Innsbruck Cathedral, dedicated to Saint James, has survived WWII and has been meticulously repaired throughout time.
Innsbruck is an Alps city that envelops you in its magnificent mystique the moment you step foot inside its borders. Innsbruck is the capital of Tyrol in Austria, as well as a winter sports destination. This city is well-known for its flourishing contrast of imperial history and modern architecture. Wherever you go, you will notice a gentle combination of peacefulness, breathtaking vistas, and jagged rock spires.
This small land is, by and large, a fleeting picture, with enormously scattered meadows, cowbell chimes, towering mountainside, and endless alpine grandeur as its theme. Every backdrop is a sight to behold! Especially if you enjoy quiet. This part of the globe is especially tranquil. That’s the sort I enjoy. The city, on the other hand, will take you under its wing the instant you set eyes on it.
The Golden Roof, Court Church, and Ambras Castle are among the city’s most famous landmarks. But, you can’t leave the city without seeing the iconic Innsbruck Cathedral, built in baroque style. Innsbruck Cathedral, dedicated to Saint James, has survived WWII and has been meticulously repaired throughout time. It was pitched on a 12th-century foundation in the 17th century. If you think that’s cool, you’ll be pleasantly delighted with the interiors.
The inside of the cathedral is lavishly ornamented with Romanesque patterns. Three arches extrude into three-dimensional impressions of majestic wall/ceiling art as you gaze around and above. The dome ceilings that span the nave are also significant. It is said that the 15th-century masterwork painting of Maria Hilf by artist Lucas Cranach is what makes this cathedral so attractive. This picture, which hangs over the main altar, represents the Christian world’s idolisation.
The interiors, on the other hand, are transited by a series of arches cast by heavy pillars with marble lesenes that extend up to the painted wooden ceiling. As you can see, the cathedral’s soaring dome adorns the high altar, eliciting the unique time when it was built. The frescoes, in my opinion, are the cathedral’s most sensational feature. When the sun leans down to kiss the altar, it’s quite a sight. Both the light and the energies fill the space with a powerful sense of wellbeing.
Cosmas Damian, a Bavarian artist, made a noteworthy contribution to this creative journey. Through his paintings, Damian was able to create a peculiar optical illusion. As a result of the light rays passing through the glass windows, these artworks appear to be too genuine. The four lifecycles of Saint James are recounted, in one of the painted murals. Overall, you will be astounded by the stunning geometric designs.

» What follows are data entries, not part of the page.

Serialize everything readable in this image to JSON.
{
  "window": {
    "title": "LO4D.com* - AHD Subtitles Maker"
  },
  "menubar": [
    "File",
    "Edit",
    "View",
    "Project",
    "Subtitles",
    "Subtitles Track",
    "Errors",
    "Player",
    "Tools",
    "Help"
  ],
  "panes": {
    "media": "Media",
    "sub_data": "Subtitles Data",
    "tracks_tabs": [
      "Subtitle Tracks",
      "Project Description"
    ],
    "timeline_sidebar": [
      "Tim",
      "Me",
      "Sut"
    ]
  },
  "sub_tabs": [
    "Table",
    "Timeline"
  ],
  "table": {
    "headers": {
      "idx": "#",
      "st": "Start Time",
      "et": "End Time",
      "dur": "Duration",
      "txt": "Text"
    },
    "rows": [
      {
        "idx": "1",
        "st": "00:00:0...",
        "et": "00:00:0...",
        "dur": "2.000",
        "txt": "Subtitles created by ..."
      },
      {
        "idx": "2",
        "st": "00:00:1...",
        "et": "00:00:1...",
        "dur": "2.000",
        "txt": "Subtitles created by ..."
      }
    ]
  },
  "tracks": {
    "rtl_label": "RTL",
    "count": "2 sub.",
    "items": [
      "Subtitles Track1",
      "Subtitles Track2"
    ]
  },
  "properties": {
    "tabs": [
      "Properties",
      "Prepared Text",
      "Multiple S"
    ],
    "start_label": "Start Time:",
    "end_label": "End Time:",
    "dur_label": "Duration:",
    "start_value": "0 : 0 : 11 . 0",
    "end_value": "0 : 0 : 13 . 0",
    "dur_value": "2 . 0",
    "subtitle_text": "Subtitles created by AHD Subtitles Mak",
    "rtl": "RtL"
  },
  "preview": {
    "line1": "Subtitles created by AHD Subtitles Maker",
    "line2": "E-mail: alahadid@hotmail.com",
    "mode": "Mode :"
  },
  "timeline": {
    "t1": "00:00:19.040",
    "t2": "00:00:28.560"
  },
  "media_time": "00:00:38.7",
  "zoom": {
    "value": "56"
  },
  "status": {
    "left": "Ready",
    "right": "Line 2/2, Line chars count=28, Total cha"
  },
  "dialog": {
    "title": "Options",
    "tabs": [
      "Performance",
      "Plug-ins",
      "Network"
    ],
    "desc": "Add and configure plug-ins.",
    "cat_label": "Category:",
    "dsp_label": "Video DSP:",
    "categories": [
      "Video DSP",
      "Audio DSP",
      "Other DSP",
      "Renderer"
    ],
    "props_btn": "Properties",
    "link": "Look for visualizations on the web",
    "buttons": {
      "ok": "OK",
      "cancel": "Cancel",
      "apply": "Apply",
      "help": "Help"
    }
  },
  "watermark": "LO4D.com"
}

The creative architects that put this excellent notion into action were Benedetti and Christoforo.
What’s more considerable is that Innsbruck Cathedral has been well restored through wars and earthquakes. Innsbruck Cathedral is home to Tyrol’s second-largest antique bell, in addition to its architectural splendour. This bell is rung every Friday at 3 p.m. as a remembrance of Jesus’ demise. Aside from it, there are eight other church bells, each of which is devoted to a separate Saint. According to legend, there were 48 bells in the late 1800s. These were set near the peace carillon housed in the North Tower. This carillon is Austria’s biggest, weighing 4100 kg. The Royal Eijsbouts bell foundry created the design. Arrive at the cathedral around 12:10 p.m. to hear the bells.